**TASK REQUIREMENTS:**
Determine the number of lines below that contain "Amanda". Write nothing but that number.
⟨
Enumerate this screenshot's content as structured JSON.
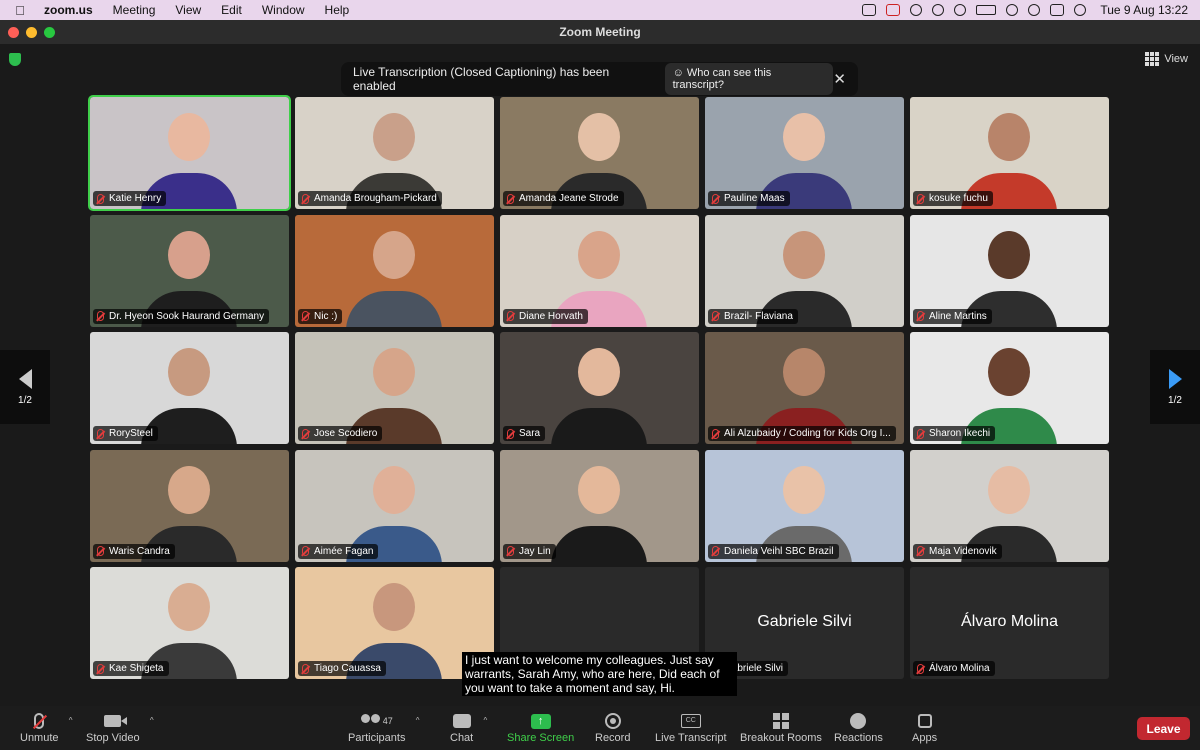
{
  "menubar": {
    "app_name": "zoom.us",
    "menus": [
      "Meeting",
      "View",
      "Edit",
      "Window",
      "Help"
    ],
    "clock": "Tue 9 Aug  13:22"
  },
  "window": {
    "title": "Zoom Meeting"
  },
  "top": {
    "view_label": "View"
  },
  "banner": {
    "message": "Live Transcription (Closed Captioning) has been enabled",
    "who_label": "Who can see this transcript?",
    "close_icon": "✕"
  },
  "participants": [
    {
      "name": "Katie Henry",
      "active": true,
      "bg": "#c9c4c7",
      "skin": "#e8b8a0",
      "shirt": "#3a2f8a"
    },
    {
      "name": "Amanda Brougham-Pickard",
      "bg": "#d8d2c8",
      "skin": "#c9a08a",
      "shirt": "#3b3a36"
    },
    {
      "name": "Amanda Jeane Strode",
      "bg": "#8a7a62",
      "skin": "#e4c0a6",
      "shirt": "#2a2a2a"
    },
    {
      "name": "Pauline Maas",
      "bg": "#9aa3ad",
      "skin": "#e8c0a8",
      "shirt": "#3a3a7a"
    },
    {
      "name": "kosuke fuchu",
      "bg": "#d9d3c7",
      "skin": "#b8846a",
      "shirt": "#c43a2a"
    },
    {
      "name": "Dr. Hyeon Sook Haurand Germany",
      "bg": "#4c5a4a",
      "skin": "#d7a08c",
      "shirt": "#1e1e1e"
    },
    {
      "name": "Nic :)",
      "bg": "#b86a3a",
      "skin": "#d6a58a",
      "shirt": "#4a5360"
    },
    {
      "name": "Diane Horvath",
      "bg": "#d7d0c6",
      "skin": "#d9a48a",
      "shirt": "#e9a5c0"
    },
    {
      "name": "Brazil- Flaviana",
      "bg": "#d1cfc9",
      "skin": "#c7957a",
      "shirt": "#2a2a2a"
    },
    {
      "name": "Aline Martins",
      "bg": "#e6e6e6",
      "skin": "#5a3a2a",
      "shirt": "#2e2e2e"
    },
    {
      "name": "RorySteel",
      "bg": "#d8d8d8",
      "skin": "#c79a80",
      "shirt": "#1e1e1e"
    },
    {
      "name": "Jose Scodiero",
      "bg": "#c5c2b8",
      "skin": "#d6a58a",
      "shirt": "#5a3a2a"
    },
    {
      "name": "Sara",
      "bg": "#4a4440",
      "skin": "#e3b89c",
      "shirt": "#1a1a1a"
    },
    {
      "name": "Ali Alzubaidy / Coding for Kids Org I...",
      "bg": "#6a5a4a",
      "skin": "#b7866a",
      "shirt": "#8a2020"
    },
    {
      "name": "Sharon Ikechi",
      "bg": "#e8e8e8",
      "skin": "#6a4230",
      "shirt": "#2f8a4a"
    },
    {
      "name": "Waris Candra",
      "bg": "#7a6a55",
      "skin": "#d7a88a",
      "shirt": "#2a2a2a"
    },
    {
      "name": "Aimée Fagan",
      "bg": "#c7c4bd",
      "skin": "#e0b098",
      "shirt": "#3a5a8a"
    },
    {
      "name": "Jay Lin",
      "bg": "#a2978a",
      "skin": "#e4b89a",
      "shirt": "#1a1a1a"
    },
    {
      "name": "Daniela Veihl SBC Brazil",
      "bg": "#b7c4d8",
      "skin": "#e9c2a8",
      "shirt": "#6a6a6a"
    },
    {
      "name": "Maja Videnovik",
      "bg": "#d2d0cc",
      "skin": "#e6bca4",
      "shirt": "#2a2a2a"
    },
    {
      "name": "Kae Shigeta",
      "bg": "#dcdcd8",
      "skin": "#d9ad92",
      "shirt": "#3a3a3a"
    },
    {
      "name": "Tiago Cauassa",
      "bg": "#e8c7a0",
      "skin": "#c8977d",
      "shirt": "#3a4a6a"
    },
    {
      "name": "",
      "bg": "#2a2a2a",
      "empty": true
    },
    {
      "name": "Gabriele Silvi",
      "bg": "#2a2a2a",
      "video_off": true
    },
    {
      "name": "Álvaro Molina",
      "bg": "#2a2a2a",
      "video_off": true
    }
  ],
  "pager": {
    "left_label": "1/2",
    "right_label": "1/2"
  },
  "caption": "I just want to welcome my colleagues. Just say warrants, Sarah Amy, who are here, Did each of you want to take a moment and say, Hi.",
  "toolbar": {
    "unmute": "Unmute",
    "stop_video": "Stop Video",
    "participants": "Participants",
    "participants_count": "47",
    "chat": "Chat",
    "share_screen": "Share Screen",
    "record": "Record",
    "live_transcript": "Live Transcript",
    "breakout_rooms": "Breakout Rooms",
    "reactions": "Reactions",
    "apps": "Apps",
    "leave": "Leave"
  }
}
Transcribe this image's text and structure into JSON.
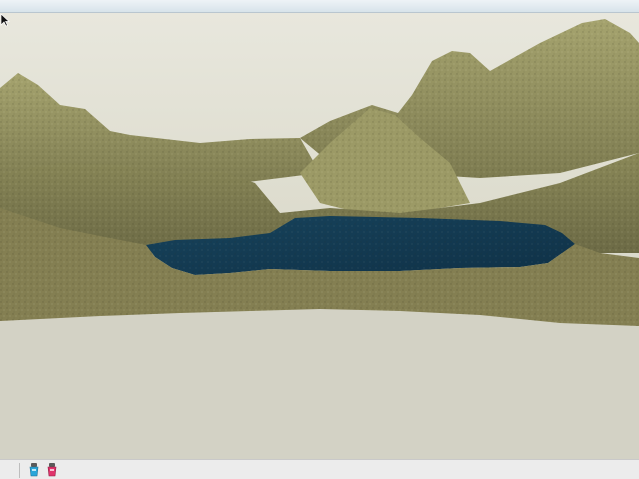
{
  "scene": {
    "description_items": [
      "terrain",
      "lake",
      "ground-plane"
    ],
    "colors": {
      "sky": "#e3e2d8",
      "ground": "#d2d1c5",
      "terrain_light": "#9b9a66",
      "terrain_dark": "#6e6d45",
      "water": "#123a52"
    }
  },
  "status_bar": {
    "icons": [
      "geo-location-icon",
      "credits-icon"
    ]
  },
  "cursor": {
    "icon": "mouse-pointer-icon"
  }
}
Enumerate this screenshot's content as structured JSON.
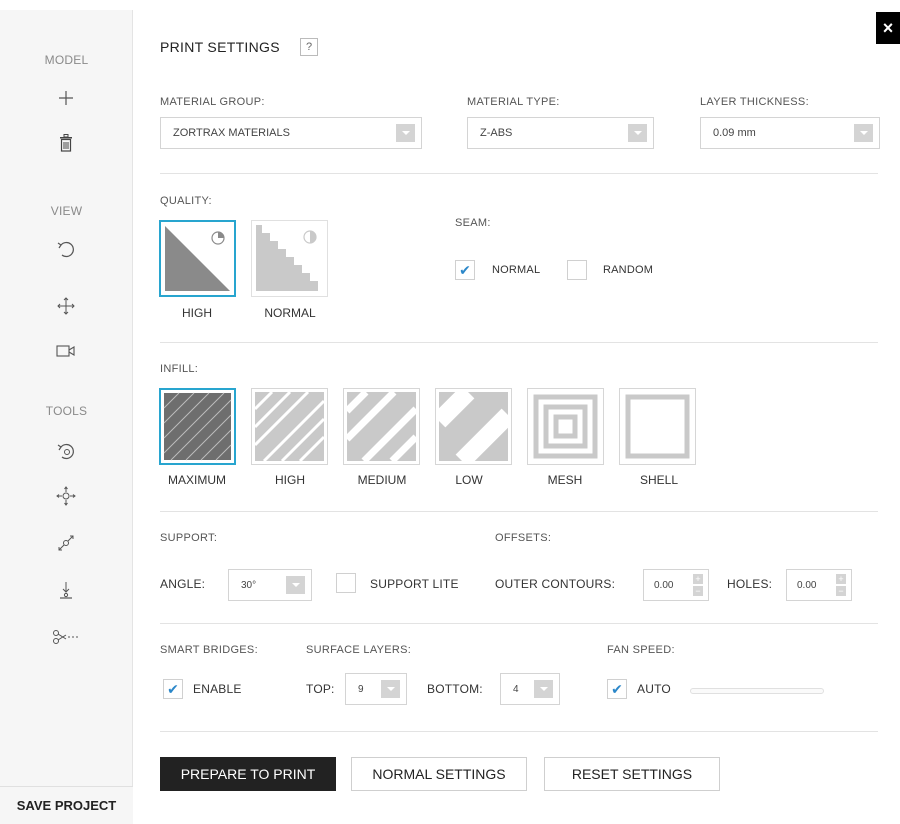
{
  "sidebar": {
    "model_heading": "MODEL",
    "view_heading": "VIEW",
    "tools_heading": "TOOLS",
    "model_icons": [
      "plus-icon",
      "trash-icon"
    ],
    "view_icons": [
      "rotate-view-icon",
      "pan-icon",
      "camera-icon"
    ],
    "tools_icons": [
      "rotate-tool-icon",
      "move-tool-icon",
      "scale-tool-icon",
      "place-on-bed-icon",
      "cut-icon"
    ],
    "save_label": "SAVE PROJECT"
  },
  "close_label": "×",
  "title": "PRINT SETTINGS",
  "help_label": "?",
  "material_group": {
    "label": "MATERIAL GROUP:",
    "value": "ZORTRAX MATERIALS"
  },
  "material_type": {
    "label": "MATERIAL TYPE:",
    "value": "Z-ABS"
  },
  "layer_thickness": {
    "label": "LAYER THICKNESS:",
    "value": "0.09 mm"
  },
  "quality": {
    "label": "QUALITY:",
    "options": [
      {
        "label": "HIGH",
        "selected": true
      },
      {
        "label": "NORMAL",
        "selected": false
      }
    ]
  },
  "seam": {
    "label": "SEAM:",
    "normal_label": "NORMAL",
    "normal_checked": true,
    "random_label": "RANDOM",
    "random_checked": false
  },
  "infill": {
    "label": "INFILL:",
    "options": [
      {
        "label": "MAXIMUM",
        "selected": true
      },
      {
        "label": "HIGH",
        "selected": false
      },
      {
        "label": "MEDIUM",
        "selected": false
      },
      {
        "label": "LOW",
        "selected": false
      },
      {
        "label": "MESH",
        "selected": false
      },
      {
        "label": "SHELL",
        "selected": false
      }
    ]
  },
  "support": {
    "label": "SUPPORT:",
    "angle_label": "ANGLE:",
    "angle_value": "30°",
    "lite_label": "SUPPORT LITE",
    "lite_checked": false
  },
  "offsets": {
    "label": "OFFSETS:",
    "outer_label": "OUTER CONTOURS:",
    "outer_value": "0.00",
    "holes_label": "HOLES:",
    "holes_value": "0.00"
  },
  "smart_bridges": {
    "label": "SMART BRIDGES:",
    "enable_label": "ENABLE",
    "checked": true
  },
  "surface_layers": {
    "label": "SURFACE LAYERS:",
    "top_label": "TOP:",
    "top_value": "9",
    "bottom_label": "BOTTOM:",
    "bottom_value": "4"
  },
  "fan_speed": {
    "label": "FAN SPEED:",
    "auto_label": "AUTO",
    "checked": true
  },
  "buttons": {
    "prepare": "PREPARE TO PRINT",
    "normal": "NORMAL SETTINGS",
    "reset": "RESET SETTINGS"
  },
  "colors": {
    "accent": "#28a5cf",
    "check": "#2b87c9",
    "primary_button": "#222222"
  }
}
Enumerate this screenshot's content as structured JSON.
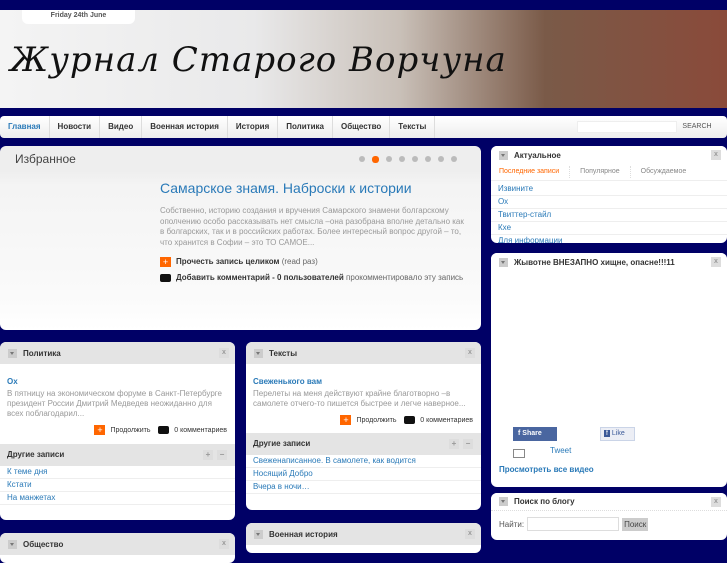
{
  "header": {
    "date": "Friday 24th June",
    "logo": "Журнал Старого Ворчуна"
  },
  "nav": {
    "items": [
      "Главная",
      "Новости",
      "Видео",
      "Военная история",
      "История",
      "Политика",
      "Общество",
      "Тексты"
    ],
    "search_label": "SEARCH"
  },
  "featured": {
    "title": "Избранное",
    "post_title": "Самарское знамя. Наброски к истории",
    "excerpt": "Собственно, историю создания и вручения Самарского знамени болгарскому ополчению особо рассказывать нет смысла  –она разобрана вполне детально как в болгарских, так и в российских работах. Более интересный вопрос другой – то, что хранится в Софии – это ТО САМОЕ...",
    "read_more": "Прочесть запись целиком",
    "read_count": "(read раз)",
    "comment_link": "Добавить комментарий - 0 пользователей",
    "comment_suffix": "прокомментировало эту запись",
    "slides": 8,
    "active_slide": 2
  },
  "politika": {
    "title": "Политика",
    "post_title": "Ох",
    "excerpt": "В пятницу на экономическом форуме в Санкт-Петербурге президент России Дмитрий Медведев неожиданно для всех поблагодарил...",
    "more": "Продолжить",
    "comments": "0 комментариев",
    "other_title": "Другие записи",
    "other": [
      "К теме дня",
      "Кстати",
      "На манжетах"
    ]
  },
  "teksty": {
    "title": "Тексты",
    "post_title": "Свеженького вам",
    "excerpt": "Перелеты на меня действуют крайне благотворно  –в самолете отчего-то пишется быстрее и легче наверное...",
    "more": "Продолжить",
    "comments": "0 комментариев",
    "other_title": "Другие записи",
    "other": [
      "Свеженаписанное. В самолете, как водится",
      "Носящий Добро",
      "Вчера в ночи…"
    ]
  },
  "obshestvo": {
    "title": "Общество"
  },
  "voennaya": {
    "title": "Военная история"
  },
  "aktualnoe": {
    "title": "Актуальное",
    "tabs": [
      "Последние записи",
      "Популярное",
      "Обсуждаемое"
    ],
    "items": [
      "Извините",
      "Ох",
      "Твиттер-стайл",
      "Кхе",
      "Для информации"
    ]
  },
  "video": {
    "title": "Жывотне ВНЕЗАПНО хищне, опасне!!!11",
    "share": "Share",
    "like": "Like",
    "tweet": "Tweet",
    "all": "Просмотреть все видео"
  },
  "blogsearch": {
    "title": "Поиск по блогу",
    "label": "Найти:",
    "button": "Поиск"
  },
  "x": "x",
  "plus": "+",
  "minus": "−"
}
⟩
**ANSWER TO THIS PROBLEM:**
2